Once in a while there comes a time that you need a tool for one specific job. In these cases, it doesn’t make much sense to buy an expensive tool to use just once or twice. For most of us, Spot Welders would fall into this category. [mrjohngoh] had the need to join two pieces of sheet metal. Instead of purchasing a commercial unit, he set out to make his own spot welder.
A spot welder works by passing an electric current through two thin pieces of metal. The resistance of the metal work pieces and the current passed though them creates enough heat to melt and join the two together at a single spot. To be able to get the high current needed for this project, [mrjohngoh] started with an old microwave transformer. He removed the standard secondary coil and re-wrapped it with 1cm thick wiring to get maximum current out of the transformer. The ends of the coil wire attach to electrodes, which are made from a high-current electrical plug. The electrodes are mounted at the ends of a pair of hinged arms. The weld is made when the two pieces of metal are sandwiched between the electrodes and power is applied.
Spot welding isn’t just for joining two pieces of sheet metal. It’s also used for things like welding tabs onto battery terminals. The versatility and easy of building these welders make them one of the most featured tool hack we’ve ever seen.
If you’ve ever owned a laptop with a docking station you can certainly attest to how something so simple can make your life easier. Just pop in the laptop and your external monitor(s), mouse, keyboard, and whatever are all ready to go. When it’s time to leave, just pop the laptop out and be on your way. [Chris] uses a Macbook for work and has to plug and unplug 4 connectors several times a day. This is just plain annoying and even more annoying when he accidentally plugs his two external monitors into the wrong ports. Commercially available docking stations are very expensive so [Chris] scratched his head and came up with a neat DIY docking station alternative.

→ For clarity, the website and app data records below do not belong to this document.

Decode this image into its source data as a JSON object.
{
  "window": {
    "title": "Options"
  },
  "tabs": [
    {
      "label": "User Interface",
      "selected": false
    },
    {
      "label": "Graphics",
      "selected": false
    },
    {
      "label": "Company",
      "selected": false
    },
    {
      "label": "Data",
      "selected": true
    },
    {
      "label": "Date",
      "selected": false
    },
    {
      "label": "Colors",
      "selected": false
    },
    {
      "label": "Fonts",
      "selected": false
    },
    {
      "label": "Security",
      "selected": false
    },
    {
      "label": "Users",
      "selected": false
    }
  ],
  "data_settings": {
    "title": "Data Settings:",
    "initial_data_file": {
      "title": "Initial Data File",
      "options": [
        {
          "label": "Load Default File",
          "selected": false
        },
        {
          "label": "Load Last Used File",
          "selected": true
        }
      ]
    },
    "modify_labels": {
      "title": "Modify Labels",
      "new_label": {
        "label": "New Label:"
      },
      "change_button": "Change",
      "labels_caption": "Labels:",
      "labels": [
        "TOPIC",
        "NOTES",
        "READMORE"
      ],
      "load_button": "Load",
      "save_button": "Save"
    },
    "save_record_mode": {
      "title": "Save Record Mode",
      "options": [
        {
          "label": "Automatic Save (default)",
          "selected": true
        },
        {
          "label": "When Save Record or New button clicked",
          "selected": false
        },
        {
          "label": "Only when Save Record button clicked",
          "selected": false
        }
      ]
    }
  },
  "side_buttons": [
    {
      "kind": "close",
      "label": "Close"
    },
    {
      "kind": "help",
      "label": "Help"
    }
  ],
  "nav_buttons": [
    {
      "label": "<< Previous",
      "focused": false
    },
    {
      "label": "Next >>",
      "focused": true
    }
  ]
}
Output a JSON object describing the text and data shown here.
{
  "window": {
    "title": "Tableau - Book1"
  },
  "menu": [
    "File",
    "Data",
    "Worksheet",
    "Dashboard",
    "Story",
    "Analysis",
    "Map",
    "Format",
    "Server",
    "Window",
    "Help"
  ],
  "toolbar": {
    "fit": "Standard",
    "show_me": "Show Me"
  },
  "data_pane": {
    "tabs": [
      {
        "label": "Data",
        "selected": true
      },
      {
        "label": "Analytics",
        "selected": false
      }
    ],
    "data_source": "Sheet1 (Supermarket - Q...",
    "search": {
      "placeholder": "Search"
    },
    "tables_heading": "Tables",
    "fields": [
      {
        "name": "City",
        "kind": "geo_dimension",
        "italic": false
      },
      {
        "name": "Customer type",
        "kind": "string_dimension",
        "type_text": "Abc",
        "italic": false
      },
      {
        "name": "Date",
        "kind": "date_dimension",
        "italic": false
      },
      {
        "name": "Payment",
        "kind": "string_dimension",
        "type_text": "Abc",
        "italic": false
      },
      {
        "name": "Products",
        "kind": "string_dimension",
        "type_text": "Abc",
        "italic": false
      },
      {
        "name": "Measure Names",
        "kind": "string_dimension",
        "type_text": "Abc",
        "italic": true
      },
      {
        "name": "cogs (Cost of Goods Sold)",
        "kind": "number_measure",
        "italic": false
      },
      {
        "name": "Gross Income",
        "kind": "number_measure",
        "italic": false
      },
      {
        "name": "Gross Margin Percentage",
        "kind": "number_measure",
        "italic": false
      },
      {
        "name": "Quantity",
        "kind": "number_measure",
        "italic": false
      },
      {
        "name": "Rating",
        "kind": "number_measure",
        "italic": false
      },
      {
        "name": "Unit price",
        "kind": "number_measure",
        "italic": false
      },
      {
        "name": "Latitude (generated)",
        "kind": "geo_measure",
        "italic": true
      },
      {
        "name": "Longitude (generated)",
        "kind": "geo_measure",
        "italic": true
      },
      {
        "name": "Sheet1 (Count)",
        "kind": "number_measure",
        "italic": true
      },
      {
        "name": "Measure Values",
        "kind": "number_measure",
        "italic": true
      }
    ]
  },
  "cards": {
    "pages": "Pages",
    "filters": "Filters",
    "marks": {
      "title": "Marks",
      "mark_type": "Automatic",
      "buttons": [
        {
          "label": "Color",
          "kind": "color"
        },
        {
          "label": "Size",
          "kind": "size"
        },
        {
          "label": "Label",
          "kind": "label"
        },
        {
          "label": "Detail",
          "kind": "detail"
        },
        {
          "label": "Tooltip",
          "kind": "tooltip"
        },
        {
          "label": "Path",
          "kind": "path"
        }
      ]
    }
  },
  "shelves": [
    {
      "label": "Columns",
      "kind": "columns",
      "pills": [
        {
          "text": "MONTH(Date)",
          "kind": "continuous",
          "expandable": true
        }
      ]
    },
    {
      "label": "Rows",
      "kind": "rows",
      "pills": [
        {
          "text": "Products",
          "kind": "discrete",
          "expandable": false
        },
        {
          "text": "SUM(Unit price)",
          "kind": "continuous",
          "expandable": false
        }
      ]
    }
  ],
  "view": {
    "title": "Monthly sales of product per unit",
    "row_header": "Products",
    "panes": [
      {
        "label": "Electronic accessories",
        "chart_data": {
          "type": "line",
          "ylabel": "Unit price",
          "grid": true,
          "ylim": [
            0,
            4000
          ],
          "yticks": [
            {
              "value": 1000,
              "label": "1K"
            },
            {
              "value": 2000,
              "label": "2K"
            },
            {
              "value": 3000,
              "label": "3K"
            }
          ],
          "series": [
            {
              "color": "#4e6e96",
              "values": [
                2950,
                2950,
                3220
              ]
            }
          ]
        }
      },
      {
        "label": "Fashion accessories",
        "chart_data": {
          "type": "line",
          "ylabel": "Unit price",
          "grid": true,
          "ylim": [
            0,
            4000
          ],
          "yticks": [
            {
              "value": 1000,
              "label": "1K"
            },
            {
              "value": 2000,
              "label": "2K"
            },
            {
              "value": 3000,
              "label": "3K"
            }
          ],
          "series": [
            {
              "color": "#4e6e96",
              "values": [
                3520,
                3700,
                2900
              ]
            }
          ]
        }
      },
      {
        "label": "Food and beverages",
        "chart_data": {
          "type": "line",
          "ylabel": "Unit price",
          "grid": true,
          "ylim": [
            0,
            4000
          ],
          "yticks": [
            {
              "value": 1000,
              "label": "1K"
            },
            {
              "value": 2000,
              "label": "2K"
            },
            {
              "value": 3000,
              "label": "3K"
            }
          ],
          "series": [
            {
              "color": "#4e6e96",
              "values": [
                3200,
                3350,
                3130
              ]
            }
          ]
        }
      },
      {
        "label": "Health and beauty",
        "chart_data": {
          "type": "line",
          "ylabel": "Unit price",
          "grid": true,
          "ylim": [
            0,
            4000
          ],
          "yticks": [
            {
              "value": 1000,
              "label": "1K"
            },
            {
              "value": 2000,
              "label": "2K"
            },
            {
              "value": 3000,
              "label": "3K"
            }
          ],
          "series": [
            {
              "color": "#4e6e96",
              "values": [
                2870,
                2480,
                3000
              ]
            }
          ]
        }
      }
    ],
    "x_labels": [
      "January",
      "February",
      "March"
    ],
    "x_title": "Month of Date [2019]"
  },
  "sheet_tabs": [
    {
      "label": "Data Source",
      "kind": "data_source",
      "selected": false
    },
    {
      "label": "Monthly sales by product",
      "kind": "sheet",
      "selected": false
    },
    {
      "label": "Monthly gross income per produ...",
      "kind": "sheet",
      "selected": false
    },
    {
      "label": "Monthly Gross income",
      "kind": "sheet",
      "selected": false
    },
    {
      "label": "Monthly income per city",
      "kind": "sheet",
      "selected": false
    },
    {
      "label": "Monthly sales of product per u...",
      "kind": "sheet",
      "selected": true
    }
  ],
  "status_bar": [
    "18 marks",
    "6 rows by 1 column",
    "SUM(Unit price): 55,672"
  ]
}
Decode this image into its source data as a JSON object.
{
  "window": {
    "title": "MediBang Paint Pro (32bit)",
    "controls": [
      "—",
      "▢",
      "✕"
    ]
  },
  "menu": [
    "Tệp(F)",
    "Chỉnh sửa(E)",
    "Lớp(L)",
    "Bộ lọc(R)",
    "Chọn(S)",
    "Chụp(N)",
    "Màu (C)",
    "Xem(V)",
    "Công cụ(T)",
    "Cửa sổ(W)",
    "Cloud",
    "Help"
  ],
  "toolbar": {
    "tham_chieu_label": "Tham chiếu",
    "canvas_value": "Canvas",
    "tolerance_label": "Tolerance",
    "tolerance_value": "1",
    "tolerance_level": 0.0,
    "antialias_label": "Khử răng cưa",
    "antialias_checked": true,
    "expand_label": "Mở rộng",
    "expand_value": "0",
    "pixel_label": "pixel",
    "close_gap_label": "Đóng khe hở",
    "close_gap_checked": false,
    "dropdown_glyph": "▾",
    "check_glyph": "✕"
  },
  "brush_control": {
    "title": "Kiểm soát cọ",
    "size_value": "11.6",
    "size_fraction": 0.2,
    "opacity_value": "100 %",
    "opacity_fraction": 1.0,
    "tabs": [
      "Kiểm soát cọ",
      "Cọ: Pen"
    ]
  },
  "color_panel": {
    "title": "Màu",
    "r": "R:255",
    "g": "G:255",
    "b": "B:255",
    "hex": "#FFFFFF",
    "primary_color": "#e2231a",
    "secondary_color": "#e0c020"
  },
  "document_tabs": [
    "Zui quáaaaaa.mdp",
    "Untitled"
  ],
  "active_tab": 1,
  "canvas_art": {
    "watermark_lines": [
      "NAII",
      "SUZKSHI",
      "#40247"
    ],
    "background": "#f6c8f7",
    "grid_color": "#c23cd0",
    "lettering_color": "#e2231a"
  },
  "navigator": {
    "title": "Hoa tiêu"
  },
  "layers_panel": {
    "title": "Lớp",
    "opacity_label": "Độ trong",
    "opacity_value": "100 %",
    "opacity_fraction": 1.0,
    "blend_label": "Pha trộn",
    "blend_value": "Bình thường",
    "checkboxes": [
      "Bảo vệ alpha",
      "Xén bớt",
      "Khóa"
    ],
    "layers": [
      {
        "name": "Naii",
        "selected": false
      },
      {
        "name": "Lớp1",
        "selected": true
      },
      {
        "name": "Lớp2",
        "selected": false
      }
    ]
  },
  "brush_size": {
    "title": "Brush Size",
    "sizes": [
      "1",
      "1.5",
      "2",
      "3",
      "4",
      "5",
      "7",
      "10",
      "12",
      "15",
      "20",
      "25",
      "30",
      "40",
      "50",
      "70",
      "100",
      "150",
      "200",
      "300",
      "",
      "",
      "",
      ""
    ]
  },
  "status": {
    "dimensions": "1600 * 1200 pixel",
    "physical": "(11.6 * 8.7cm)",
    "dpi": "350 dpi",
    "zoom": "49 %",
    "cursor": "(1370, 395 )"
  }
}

All of the cords that regularly need connecting and disconnecting are conveniently located next to each other. He took some moldable plastic and surrounded all of his cord connectors while they were plugged into his laptop. Once the plastic hardened, all 4 cables can be plugged/unplugged at once. The plastic holds the connectors at the right orientation and spacing so [Chris’s] monitors will never again be plugged into the wrong ports. This is a great idea and we’d love to see a 3D printed version made for the docking-station-less computer users.